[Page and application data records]
%%
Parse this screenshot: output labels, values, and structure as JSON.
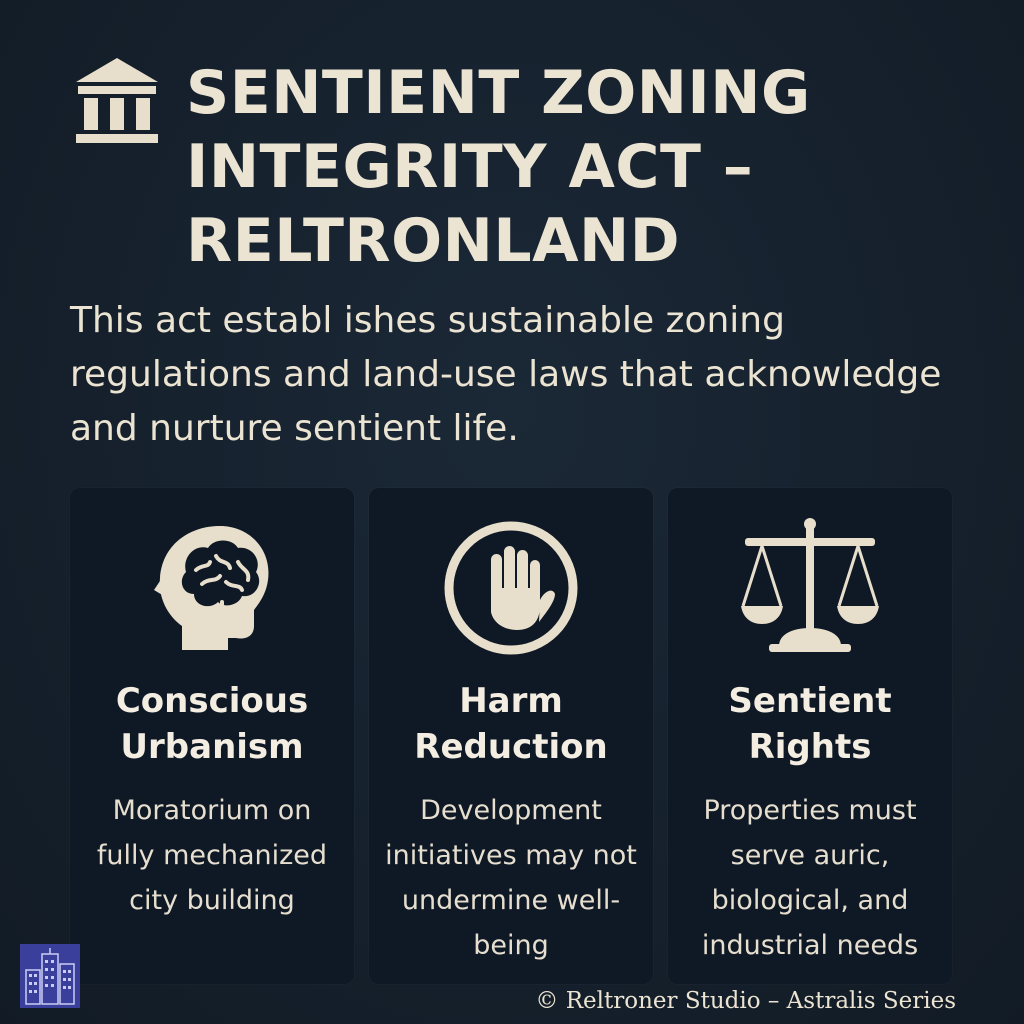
{
  "header": {
    "icon": "courthouse-icon",
    "title": "SENTIENT ZONING INTEGRITY ACT – RELTRONLAND"
  },
  "intro": "This act establ ishes sustainable zoning regulations and land-use laws that acknowledge and nurture sentient life.",
  "cards": [
    {
      "icon": "head-brain-icon",
      "title": "Conscious Urbanism",
      "description": "Moratorium on fully mechanized city building"
    },
    {
      "icon": "stop-hand-icon",
      "title": "Harm Reduction",
      "description": "Development initiatives may not undermine well-being"
    },
    {
      "icon": "scales-icon",
      "title": "Sentient Rights",
      "description": "Properties must serve auric, biological, and industrial needs"
    }
  ],
  "corner_logo": {
    "icon": "city-buildings-icon"
  },
  "footer": "© Reltroner Studio – Astralis Series",
  "colors": {
    "background": "#16212d",
    "card": "#0f1825",
    "accent": "#ece4d2",
    "logo_bg": "#3a3f9c"
  }
}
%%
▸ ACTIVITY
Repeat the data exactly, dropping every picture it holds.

▸ ANSWER SECTION
Parse this screenshot: output labels, values, and structure as JSON.
{
  "header": {
    "icon": "courthouse-icon",
    "title": "SENTIENT ZONING INTEGRITY ACT – RELTRONLAND"
  },
  "intro": "This act establ ishes sustainable zoning regulations and land-use laws that acknowledge and nurture sentient life.",
  "cards": [
    {
      "icon": "head-brain-icon",
      "title": "Conscious Urbanism",
      "description": "Moratorium on fully mechanized city building"
    },
    {
      "icon": "stop-hand-icon",
      "title": "Harm Reduction",
      "description": "Development initiatives may not undermine well-being"
    },
    {
      "icon": "scales-icon",
      "title": "Sentient Rights",
      "description": "Properties must serve auric, biological, and industrial needs"
    }
  ],
  "corner_logo": {
    "icon": "city-buildings-icon"
  },
  "footer": "© Reltroner Studio – Astralis Series",
  "colors": {
    "background": "#16212d",
    "card": "#0f1825",
    "accent": "#ece4d2",
    "logo_bg": "#3a3f9c"
  }
}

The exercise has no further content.